The Weakening Brazil Real

The Brazilian Real settled at 2.27 to the US dollar today, its weakest closing since 2009. The WSJ says that the currency has lost 11% this year and the country is in a "sticky situation" due to several factors, including a recent decline in industrial production, high inflation, and political uncertainty due to protests. "The once dynamic Brazil has not only lost its luster as a fast-growing economy but is also becoming a risky place to seek returns."

Increasingly similar to Monopoly money

Not all of this is Brazil's fault. The US dollar has gained against most currencies, especially after a Ben Bernanke speech where he mentioned the possibility of scaling back the Federal Reserve's infamous quantitative easing program if the economy picks up. Many observers, such as Peter Schiff, think the tapering "is about as likely as an NSA-sponsored ticker tape parade for whistleblower Edward Snowden".

So what are the immediate effects of the weakening of the Real?
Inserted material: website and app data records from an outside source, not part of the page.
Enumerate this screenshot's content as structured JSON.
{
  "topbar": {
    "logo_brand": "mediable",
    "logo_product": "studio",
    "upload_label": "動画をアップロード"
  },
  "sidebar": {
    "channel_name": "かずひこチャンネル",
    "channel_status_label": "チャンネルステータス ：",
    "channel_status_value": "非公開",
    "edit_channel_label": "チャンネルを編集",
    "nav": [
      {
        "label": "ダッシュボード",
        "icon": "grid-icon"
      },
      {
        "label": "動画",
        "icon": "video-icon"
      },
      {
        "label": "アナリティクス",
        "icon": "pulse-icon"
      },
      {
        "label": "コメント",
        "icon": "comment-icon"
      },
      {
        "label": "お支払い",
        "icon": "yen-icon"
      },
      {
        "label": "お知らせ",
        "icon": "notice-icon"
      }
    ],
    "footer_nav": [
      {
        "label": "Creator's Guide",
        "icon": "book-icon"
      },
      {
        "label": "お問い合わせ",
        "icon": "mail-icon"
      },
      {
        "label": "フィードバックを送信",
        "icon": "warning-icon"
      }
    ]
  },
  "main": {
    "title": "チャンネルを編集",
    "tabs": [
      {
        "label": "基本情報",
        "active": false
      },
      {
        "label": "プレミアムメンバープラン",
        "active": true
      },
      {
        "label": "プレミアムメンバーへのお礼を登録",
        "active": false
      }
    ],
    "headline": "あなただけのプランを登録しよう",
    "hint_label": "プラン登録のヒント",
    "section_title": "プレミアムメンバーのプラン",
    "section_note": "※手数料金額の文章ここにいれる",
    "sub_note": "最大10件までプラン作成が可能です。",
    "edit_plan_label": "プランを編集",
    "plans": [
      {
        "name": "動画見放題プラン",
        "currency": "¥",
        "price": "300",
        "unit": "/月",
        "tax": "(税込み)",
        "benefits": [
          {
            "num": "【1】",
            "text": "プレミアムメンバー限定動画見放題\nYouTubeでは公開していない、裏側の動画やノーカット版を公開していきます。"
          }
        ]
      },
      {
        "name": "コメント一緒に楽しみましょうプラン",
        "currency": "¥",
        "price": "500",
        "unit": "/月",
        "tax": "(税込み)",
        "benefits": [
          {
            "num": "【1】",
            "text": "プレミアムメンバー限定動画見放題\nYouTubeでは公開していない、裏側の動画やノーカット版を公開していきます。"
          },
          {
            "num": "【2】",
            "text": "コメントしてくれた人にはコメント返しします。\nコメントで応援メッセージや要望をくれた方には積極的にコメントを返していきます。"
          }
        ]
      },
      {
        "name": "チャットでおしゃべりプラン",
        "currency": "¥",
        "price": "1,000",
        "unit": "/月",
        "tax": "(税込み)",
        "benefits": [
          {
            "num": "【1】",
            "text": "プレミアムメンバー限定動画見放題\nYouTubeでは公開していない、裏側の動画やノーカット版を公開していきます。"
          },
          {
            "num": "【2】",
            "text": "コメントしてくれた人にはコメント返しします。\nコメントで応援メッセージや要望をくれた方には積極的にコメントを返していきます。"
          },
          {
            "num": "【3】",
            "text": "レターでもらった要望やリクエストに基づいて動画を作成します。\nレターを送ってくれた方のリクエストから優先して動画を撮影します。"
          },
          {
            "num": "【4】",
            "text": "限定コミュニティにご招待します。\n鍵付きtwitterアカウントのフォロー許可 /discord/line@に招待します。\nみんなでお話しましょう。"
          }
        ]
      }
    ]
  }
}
First of all, Brazilian residents face higher foreign tourism prices. Of the thousands of Brazilian families going to Florida during the July winter break to visit Mickey Mouse and the outlet malls, all will feel the impact on their wallet. However, prices at Sawgrass Mills will continue to be significantly lower than in Brazil.

Another effect of the weakening currency is the cost increase for imported goods in Brazil. This could worsen the already stretched official inflation number, which is already running above the government's ceiling of 6.5%, but its main impact is simply to decrease the purchasing power of the average Brazilian.

Is there a bright side? Maybe. Foreign tourists in places like Rio de Janeiro will pay less to visit Sugarloaf. And the weakened Real is spurring coffee sales from the world's largest producer and, as a result, lowering your future Starbucks bill world coffee prices.

One year graph showing USD to BRZ exchange rate.
Not a pretty roller coaster if you earn Reais.